Milk ran for a Supervisor seat again in 1975, but unfortunately lost again. However, he was now well-known as a spokesman for the Castro Street gay community, and he was appointed by his friend Mayor George Moscone to the San Francisco Board of Permit Appeals, making him the first openly gay city commissioner in the United States.
Harvey Milk was a civil and human rights leader who became one of the first openly gay elected officials in the United States in 1977 when he won a seat on the San Francisco Board of Supervisors. Milk was born in 1930 in Woodmere, New York, and knew he was gay from a young age. Milk served in the U.S. Navy, but resigned after being officially question about his sexual orientation. After the Navy, Milk worked a a schoolteacher, a stock analyst, and a production associate on Broadway. However, during the 60s and 70s, he became more involved in politics and activism.

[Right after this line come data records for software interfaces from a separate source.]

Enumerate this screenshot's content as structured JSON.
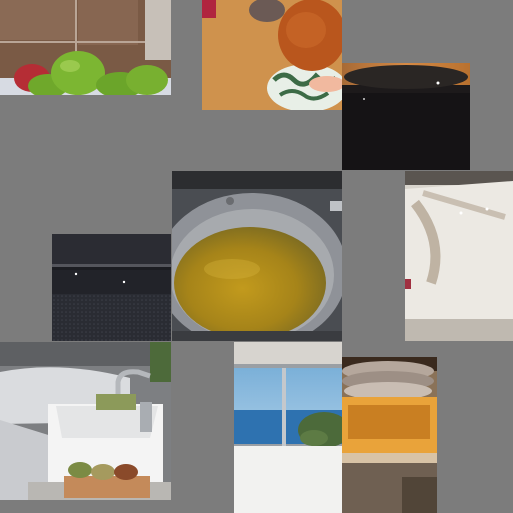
{
  "canvas": {
    "background": "#7c7c7c"
  },
  "tiles": [
    {
      "id": "apples",
      "description_icon": "green-apples-on-tile-floor"
    },
    {
      "id": "spatula",
      "description_icon": "wooden-spatula-over-bowl"
    },
    {
      "id": "dark",
      "description_icon": "dark-appliance-surface"
    },
    {
      "id": "pan",
      "description_icon": "frying-pan-with-oil"
    },
    {
      "id": "tub",
      "description_icon": "white-bathtub"
    },
    {
      "id": "panel",
      "description_icon": "black-glass-panel"
    },
    {
      "id": "sink",
      "description_icon": "bathroom-sink-with-towels"
    },
    {
      "id": "window",
      "description_icon": "window-sea-view"
    },
    {
      "id": "tray",
      "description_icon": "wooden-tray-with-plates"
    }
  ]
}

In 1972, Milk moved to San Francisco and opened a store in the center of the city’s gay community. He became well-known and well-liked by the community members, and just over a year after arriving in San Francisco, he ran for the San Francisco Board of Supervisors. He lost that race, but became respected in local politics. When merchants tried to prevent gay men from opening a store, Milk and a few other businesses founded an association with Milk serving as president.
In November 1978, less than a year after Milk was inaugurated into his role as Supervisor, he and Mayor Moscone were assassinated by disgruntled former city Supervisor Dan White. Unfortunately, White was only given a short sentence for manslaughter, and was sentenced to less than 8 years in prison.
Information sourced from the Milk Foundation webpage